When taking the first steps to implement zero-trust security, it's imperative to categorise the organisations data based on its sensitivity. Here you can prioritise and identify the data that needs the most protection, so it is advisable to focus on the most critical applications and assets that hold the most sensitive information. It is worth noting that this approach is continuous and can be applied to various elements enabling you and the organisation to establish a strong foundation for zero-trust practices throughout.

Another key step to evaluate are the common methods in which data is being shared and accessed within the company. Is cloud-based sharing the preference of choice by staff? Or do they mainly transfer via email or on instant messaging platforms like Slack? Having the knowledge of how information flows within the business is critical as without this understanding, knowing how to effectively protect data becomes extremely difficult.

Therefore, by comprehending the flow of data movement within the organisation, across departments, and externally with third parties, one can see the potential avenues for threats and vulnerabilities to appear and act accordingly to implement the necessary security measures to safeguard the data.

Now, a word of warning – many in the industry have latched on to zero-trust data security promising their solution provides it etc. This is where due diligence is needed. You may even have heard, “there's an app for that.” In most cases, there is an application or software solution for many issues in the world.

Zero-trust is an exception to the rule because its more than just buying a software solution. It’s a mindset and philosophy that needs to be adopted by the entire organisation. The approach takes into account, and encompasses, all the elements of the organisations infrastructure including the network, policies, processes, principles, privileges – something that a single software solution cannot provide. Zero-trust is providing a holistic view and if embraced properly will lead to successful results from implementation to meeting the data security objectives.

The workforce also plays a pivotal role in the success of zero-trust data security, particularly during its implementation. Of course, investment in software and security are important but if the workforce is disengaged, lack understanding or commitment to helping secure the data, presents a greater obstacle and risk to the organisation. Naturally, employees will be set in their ways, so it is time to start afresh with them. Educate and bring to their attention the significance of data security, multi-factor authentication (MFA) and empower them to enforce it on their own devices.
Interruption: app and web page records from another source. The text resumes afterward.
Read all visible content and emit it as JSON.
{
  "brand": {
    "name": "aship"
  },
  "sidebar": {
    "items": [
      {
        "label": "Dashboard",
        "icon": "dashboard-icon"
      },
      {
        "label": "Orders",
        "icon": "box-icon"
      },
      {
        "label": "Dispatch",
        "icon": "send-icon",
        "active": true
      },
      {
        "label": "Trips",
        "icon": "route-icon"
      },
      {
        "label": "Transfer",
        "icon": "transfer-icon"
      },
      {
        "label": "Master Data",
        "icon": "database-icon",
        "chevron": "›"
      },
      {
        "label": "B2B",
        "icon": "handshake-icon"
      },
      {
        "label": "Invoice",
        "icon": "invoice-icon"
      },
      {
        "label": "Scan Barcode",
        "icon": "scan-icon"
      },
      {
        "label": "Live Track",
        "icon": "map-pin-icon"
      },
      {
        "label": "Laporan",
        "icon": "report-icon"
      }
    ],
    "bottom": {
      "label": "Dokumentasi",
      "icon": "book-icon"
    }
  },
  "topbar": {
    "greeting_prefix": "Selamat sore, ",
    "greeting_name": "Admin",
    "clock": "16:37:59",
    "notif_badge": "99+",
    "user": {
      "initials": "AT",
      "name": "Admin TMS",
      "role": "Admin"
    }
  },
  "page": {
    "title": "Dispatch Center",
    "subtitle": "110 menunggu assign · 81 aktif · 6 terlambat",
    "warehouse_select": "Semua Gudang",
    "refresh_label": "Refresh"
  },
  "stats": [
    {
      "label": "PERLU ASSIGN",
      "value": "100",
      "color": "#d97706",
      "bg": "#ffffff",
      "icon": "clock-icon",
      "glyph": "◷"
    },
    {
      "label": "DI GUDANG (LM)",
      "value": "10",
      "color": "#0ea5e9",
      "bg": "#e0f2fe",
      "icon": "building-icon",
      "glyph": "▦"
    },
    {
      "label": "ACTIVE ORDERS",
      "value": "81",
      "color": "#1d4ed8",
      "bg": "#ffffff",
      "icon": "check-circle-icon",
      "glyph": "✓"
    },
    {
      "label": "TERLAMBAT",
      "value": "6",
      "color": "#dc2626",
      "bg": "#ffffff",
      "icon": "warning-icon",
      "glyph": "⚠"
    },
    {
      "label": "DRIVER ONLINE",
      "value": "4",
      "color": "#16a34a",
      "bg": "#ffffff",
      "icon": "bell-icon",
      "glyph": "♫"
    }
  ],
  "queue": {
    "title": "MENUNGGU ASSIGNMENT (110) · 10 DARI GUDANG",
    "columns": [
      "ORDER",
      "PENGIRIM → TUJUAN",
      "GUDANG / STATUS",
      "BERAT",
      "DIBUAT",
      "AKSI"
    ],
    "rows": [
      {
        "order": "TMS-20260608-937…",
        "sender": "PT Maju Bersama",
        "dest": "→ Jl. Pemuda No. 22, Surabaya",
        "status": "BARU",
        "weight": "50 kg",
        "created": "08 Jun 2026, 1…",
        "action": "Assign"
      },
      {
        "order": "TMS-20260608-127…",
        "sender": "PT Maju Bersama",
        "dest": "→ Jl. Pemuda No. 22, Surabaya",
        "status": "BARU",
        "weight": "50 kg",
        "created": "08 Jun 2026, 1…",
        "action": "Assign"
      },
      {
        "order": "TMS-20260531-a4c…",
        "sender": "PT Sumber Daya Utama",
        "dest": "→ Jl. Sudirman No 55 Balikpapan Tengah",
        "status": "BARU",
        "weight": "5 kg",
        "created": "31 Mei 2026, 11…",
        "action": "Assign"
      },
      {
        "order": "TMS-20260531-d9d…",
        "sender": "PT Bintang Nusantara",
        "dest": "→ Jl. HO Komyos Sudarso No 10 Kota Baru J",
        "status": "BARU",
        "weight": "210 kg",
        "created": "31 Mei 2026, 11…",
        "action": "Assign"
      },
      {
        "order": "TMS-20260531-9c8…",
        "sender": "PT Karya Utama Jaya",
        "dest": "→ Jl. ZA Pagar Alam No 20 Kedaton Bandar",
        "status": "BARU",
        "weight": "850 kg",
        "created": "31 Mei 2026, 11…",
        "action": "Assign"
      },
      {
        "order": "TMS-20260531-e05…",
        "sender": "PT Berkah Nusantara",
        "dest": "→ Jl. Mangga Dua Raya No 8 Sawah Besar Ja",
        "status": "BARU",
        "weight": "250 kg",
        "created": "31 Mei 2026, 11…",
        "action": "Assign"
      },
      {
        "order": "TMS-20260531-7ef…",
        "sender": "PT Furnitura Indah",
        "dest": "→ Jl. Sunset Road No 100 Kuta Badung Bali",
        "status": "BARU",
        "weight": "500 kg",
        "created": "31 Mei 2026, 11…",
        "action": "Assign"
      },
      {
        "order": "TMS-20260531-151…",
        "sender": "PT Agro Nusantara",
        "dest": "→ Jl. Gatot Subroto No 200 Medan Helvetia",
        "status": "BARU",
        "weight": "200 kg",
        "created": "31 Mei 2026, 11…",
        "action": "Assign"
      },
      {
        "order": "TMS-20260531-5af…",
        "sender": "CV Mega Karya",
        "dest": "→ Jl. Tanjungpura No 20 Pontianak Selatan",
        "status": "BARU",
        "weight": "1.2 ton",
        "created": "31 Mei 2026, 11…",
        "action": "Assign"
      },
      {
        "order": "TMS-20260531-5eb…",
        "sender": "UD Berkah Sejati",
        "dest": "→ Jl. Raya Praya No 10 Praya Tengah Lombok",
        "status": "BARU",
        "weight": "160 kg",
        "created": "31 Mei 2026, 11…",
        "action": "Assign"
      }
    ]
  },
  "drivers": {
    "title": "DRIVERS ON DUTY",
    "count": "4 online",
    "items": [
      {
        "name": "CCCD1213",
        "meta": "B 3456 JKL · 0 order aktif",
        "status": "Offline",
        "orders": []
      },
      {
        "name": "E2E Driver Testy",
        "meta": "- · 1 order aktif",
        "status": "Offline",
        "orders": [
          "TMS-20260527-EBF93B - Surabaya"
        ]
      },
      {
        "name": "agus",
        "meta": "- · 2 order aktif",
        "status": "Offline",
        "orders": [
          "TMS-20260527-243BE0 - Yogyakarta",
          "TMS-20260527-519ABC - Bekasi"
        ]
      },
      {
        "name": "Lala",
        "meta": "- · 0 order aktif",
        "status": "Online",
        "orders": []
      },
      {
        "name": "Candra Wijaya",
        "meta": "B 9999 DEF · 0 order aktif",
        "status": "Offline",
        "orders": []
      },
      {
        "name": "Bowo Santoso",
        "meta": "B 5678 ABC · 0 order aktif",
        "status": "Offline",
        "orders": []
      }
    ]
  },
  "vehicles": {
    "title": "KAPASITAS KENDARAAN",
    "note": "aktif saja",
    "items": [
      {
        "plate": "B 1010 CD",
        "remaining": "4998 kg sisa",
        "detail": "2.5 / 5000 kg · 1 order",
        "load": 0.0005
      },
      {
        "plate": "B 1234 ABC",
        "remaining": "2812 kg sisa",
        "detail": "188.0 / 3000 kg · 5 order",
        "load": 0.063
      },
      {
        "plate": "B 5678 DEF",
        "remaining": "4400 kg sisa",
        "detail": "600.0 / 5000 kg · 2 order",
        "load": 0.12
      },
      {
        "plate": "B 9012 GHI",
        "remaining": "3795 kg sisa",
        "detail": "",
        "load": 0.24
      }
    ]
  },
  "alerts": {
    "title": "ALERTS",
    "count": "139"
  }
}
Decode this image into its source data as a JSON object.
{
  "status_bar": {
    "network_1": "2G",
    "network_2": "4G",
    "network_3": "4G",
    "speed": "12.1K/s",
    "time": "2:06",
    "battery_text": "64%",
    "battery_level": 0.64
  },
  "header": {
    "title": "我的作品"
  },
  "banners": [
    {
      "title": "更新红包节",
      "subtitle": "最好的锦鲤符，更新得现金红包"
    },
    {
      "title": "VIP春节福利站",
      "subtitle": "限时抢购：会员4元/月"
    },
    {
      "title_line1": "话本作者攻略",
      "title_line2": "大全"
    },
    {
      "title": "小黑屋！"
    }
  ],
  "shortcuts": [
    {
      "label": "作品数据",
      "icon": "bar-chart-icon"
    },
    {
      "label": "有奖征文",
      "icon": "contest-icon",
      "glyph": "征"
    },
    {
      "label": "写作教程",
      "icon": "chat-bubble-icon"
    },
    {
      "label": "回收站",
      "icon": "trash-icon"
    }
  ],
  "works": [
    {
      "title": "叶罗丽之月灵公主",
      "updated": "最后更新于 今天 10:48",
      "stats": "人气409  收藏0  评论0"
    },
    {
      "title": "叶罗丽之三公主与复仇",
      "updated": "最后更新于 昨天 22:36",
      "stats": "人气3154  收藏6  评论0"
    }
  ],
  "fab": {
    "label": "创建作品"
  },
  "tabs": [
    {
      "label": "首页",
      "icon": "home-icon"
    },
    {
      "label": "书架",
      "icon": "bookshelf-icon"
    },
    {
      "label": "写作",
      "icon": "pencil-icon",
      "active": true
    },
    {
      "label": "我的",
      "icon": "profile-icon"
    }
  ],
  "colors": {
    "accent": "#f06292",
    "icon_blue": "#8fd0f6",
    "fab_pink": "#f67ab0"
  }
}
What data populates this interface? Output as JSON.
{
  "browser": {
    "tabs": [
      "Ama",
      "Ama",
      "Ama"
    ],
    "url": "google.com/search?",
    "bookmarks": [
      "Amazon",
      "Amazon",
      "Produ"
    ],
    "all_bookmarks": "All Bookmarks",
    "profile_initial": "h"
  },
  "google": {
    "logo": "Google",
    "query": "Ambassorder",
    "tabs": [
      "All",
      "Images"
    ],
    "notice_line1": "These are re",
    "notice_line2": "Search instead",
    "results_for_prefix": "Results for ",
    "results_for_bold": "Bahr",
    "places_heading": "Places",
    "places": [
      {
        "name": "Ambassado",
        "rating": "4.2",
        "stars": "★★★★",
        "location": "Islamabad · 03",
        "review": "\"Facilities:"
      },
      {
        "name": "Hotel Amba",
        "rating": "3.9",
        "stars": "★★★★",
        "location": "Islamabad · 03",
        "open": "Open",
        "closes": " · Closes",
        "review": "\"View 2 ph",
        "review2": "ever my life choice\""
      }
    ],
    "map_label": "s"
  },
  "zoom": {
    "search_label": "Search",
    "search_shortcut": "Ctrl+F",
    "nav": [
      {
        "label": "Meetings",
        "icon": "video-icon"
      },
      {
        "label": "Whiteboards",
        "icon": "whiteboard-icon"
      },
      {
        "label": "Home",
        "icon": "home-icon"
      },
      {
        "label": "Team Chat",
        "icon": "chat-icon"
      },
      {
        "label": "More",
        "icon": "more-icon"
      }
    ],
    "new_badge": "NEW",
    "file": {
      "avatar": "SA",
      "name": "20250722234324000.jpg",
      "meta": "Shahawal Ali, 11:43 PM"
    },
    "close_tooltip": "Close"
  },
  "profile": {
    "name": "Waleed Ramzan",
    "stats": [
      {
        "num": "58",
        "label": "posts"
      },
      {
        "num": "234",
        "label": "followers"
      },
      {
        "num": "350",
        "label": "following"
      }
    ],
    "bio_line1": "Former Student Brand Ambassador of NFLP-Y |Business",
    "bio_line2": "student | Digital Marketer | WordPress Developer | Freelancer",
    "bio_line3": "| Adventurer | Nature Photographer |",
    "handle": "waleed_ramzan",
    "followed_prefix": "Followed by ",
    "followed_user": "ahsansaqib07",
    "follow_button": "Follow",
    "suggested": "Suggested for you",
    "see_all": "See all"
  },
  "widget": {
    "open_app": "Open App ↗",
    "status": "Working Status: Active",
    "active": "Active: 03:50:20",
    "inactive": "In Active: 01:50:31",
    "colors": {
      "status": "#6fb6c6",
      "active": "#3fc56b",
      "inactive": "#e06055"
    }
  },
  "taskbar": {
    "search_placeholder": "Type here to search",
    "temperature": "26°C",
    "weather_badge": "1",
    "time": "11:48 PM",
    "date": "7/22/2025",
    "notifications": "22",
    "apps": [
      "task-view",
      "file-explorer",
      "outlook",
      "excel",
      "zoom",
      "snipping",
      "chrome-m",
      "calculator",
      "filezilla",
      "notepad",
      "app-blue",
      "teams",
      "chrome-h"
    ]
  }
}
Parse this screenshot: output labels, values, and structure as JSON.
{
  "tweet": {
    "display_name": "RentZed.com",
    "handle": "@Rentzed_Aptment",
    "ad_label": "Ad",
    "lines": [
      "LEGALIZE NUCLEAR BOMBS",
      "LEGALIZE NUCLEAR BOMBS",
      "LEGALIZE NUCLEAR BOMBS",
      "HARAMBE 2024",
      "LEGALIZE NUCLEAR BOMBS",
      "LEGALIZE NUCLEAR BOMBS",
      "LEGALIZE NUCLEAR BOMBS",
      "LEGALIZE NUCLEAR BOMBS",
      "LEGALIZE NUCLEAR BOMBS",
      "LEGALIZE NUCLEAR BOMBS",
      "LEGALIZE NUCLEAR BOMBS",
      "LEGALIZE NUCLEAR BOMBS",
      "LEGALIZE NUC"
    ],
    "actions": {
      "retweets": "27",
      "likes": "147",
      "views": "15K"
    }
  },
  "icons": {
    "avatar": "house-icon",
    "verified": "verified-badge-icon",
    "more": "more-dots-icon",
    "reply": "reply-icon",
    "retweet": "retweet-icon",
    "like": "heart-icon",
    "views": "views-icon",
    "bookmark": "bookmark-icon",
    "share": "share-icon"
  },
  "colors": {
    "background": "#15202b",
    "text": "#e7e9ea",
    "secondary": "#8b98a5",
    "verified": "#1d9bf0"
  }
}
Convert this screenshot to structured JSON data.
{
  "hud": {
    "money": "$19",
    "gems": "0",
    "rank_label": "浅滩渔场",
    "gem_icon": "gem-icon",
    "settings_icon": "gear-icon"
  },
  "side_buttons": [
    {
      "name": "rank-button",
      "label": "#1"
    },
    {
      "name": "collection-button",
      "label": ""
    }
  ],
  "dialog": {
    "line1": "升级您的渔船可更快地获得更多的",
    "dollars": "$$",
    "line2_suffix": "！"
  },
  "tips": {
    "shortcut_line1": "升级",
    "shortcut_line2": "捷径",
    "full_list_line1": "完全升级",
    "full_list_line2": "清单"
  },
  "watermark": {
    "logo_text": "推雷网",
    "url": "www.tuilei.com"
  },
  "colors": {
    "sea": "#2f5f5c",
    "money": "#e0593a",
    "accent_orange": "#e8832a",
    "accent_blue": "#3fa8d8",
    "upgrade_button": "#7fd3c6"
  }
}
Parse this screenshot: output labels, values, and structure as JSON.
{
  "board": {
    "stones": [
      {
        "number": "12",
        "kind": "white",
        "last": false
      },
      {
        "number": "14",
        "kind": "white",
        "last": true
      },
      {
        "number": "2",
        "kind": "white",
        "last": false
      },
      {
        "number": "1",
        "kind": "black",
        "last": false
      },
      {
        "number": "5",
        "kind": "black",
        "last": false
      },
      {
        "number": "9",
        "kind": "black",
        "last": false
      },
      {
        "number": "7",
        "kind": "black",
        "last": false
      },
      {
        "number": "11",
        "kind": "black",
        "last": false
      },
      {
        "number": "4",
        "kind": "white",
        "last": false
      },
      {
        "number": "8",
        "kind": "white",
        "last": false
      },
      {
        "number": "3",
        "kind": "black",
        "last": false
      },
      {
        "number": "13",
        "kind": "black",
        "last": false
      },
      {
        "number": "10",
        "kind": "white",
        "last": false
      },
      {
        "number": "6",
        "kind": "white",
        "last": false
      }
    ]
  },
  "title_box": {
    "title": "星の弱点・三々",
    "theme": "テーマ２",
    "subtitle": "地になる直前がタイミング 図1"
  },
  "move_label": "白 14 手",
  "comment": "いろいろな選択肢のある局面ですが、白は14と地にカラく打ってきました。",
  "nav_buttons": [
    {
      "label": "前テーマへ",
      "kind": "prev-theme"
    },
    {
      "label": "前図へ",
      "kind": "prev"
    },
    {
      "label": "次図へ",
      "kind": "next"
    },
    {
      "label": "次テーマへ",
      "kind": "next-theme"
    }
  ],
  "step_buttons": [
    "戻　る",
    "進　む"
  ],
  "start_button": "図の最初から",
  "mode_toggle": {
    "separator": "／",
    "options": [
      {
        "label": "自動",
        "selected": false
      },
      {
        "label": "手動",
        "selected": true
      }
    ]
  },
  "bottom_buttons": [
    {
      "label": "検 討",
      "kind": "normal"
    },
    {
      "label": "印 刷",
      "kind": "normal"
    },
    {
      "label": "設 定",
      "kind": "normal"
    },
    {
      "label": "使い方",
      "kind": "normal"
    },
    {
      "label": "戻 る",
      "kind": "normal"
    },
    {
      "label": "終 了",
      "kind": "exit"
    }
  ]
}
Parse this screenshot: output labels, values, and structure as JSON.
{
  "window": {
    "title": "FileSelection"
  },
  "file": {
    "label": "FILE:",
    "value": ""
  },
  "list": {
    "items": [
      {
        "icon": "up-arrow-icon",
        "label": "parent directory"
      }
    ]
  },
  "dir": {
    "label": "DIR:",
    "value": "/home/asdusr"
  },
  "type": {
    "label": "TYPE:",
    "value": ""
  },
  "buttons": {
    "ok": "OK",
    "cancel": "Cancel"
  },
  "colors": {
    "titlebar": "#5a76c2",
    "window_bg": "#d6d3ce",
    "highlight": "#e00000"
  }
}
With the evolution of the current tech landscape, complexity has outstripped legacy methods of cybersecurity as there is no single, easily identified perimeter for enterprises. Investing in a single catch-all solution to address the data security needs of the company is not the answer. Take the time to identify the most sensitive data that requires prioritisation and protection and evaluate how it is currently being handled. Subsequently, focus on training and educating your employees about Zero-trust. Remember, it is a journey, a philosophy, and a framework that necessitates step-by-step implementation and ongoing reinforcement.